Note: As of August 25, 2020, USCIS is no longer issuing recommended approvals.
Permission to Return
If the applicant and/or his or her qualifying family members plan to depart the United States and intend to return, the applicant and his or her dependents must each obtain permission to return to the United States before leaving this country. If the applicant leaves the United States without first obtaining advance parole, it may be presumed that the applicant has abandoned his or her request for asylum. The applicant may apply for advance parole by filing a Form I-131, Application for Travel Document, with the District Office having jurisdiction over the applicant's place of residence. If the applicant leaves the United States with advance parole and returns to the country of claimed persecution, the applicant will be presumed to have abandoned his or her asylum request, unless the applicant can show compelling reasons for the return.
Referral to an Immigration Court
The applicant's case will be referred to an Immigration Court when USCIS is unable to approve the application and the applicant is not in a valid status. A referral is not a denial of the applicant's asylum application. The applicant's asylum request will be considered (without additional refiling) when the applicant appears before an Immigration Judge at the date and time listed on the charging document the applicant will receive. The determinations that USCIS made in referring the applicant's application are not binding on the Immigration Judge, who will evaluate the applicant's claim anew.
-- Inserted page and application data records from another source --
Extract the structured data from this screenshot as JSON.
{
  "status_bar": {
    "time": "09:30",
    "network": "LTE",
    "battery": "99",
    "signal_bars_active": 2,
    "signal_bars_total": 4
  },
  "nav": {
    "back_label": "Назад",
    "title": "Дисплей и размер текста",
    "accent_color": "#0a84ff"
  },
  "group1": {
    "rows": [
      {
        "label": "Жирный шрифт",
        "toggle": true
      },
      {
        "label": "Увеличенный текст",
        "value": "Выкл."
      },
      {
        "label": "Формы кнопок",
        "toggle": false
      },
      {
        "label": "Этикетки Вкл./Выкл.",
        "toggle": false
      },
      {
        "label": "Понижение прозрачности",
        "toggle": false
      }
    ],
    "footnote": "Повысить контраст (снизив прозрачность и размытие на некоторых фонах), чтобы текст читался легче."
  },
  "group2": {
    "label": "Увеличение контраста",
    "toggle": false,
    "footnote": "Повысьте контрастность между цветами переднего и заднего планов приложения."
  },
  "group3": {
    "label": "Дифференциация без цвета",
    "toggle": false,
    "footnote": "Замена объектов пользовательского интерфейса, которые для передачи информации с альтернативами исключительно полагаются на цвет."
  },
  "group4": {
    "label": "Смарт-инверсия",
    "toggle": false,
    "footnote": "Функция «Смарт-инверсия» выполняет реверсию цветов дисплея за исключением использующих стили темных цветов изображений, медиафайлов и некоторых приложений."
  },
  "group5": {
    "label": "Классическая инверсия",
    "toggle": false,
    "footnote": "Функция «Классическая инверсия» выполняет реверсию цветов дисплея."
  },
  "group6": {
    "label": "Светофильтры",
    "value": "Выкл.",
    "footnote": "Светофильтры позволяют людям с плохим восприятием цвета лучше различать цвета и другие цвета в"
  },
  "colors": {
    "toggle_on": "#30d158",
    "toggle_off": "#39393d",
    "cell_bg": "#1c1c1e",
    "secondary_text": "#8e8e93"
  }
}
A referral includes the dependents included in the applicant's asylum application.
Notice of Intent to Deny
An applicant who is in a valid status and found ineligible for asylum will be mailed a Notice of Intent to Deny. The letter will state the reason(s) the applicant was found ineligible for asylum. The applicant will have 16 days to submit a rebuttal or new evidence. If the applicant fails to respond within this time, the applicant's request for asylum may be denied. If a timely rebuttal is sent, the Asylum Officer will carefully consider the rebuttal and then either approve or deny the claim.
An applicant who received a Notice of Intent to Deny (NOID) will be sent a Final Denial letter if the applicant failed to submit a rebuttal to the discussion in the NOID within 16 days, or the applicant submitted a rebuttal but the evidence or argument offered failed to overcome the grounds for denial as stated in the NOID. The applicant cannot appeal the Asylum Officer's decision. The denial includes any dependents included in the applicant's asylum application. Any employment authorization issued to the applicant as a result of having a pending application for asylum will expire 60 days from the date of the Final Denial letter or on the expiration date of the Employment Authorization Document (EAD), whichever period is longer.
Seeking Asylum? Don't Go it Alone: Call an Immigration Attorney
Are you or someone you love struggling with immigration and asylum law issues? If you are, whether you're just starting the legal asylum process or are near completion, you should have a strong legal advocate on your side to help with your case and provide guidance where needed. An experienced immigration attorney will be able to help you navigate any legal hurdles.
Contact a qualified immigration attorney to help you with asylum-related issues.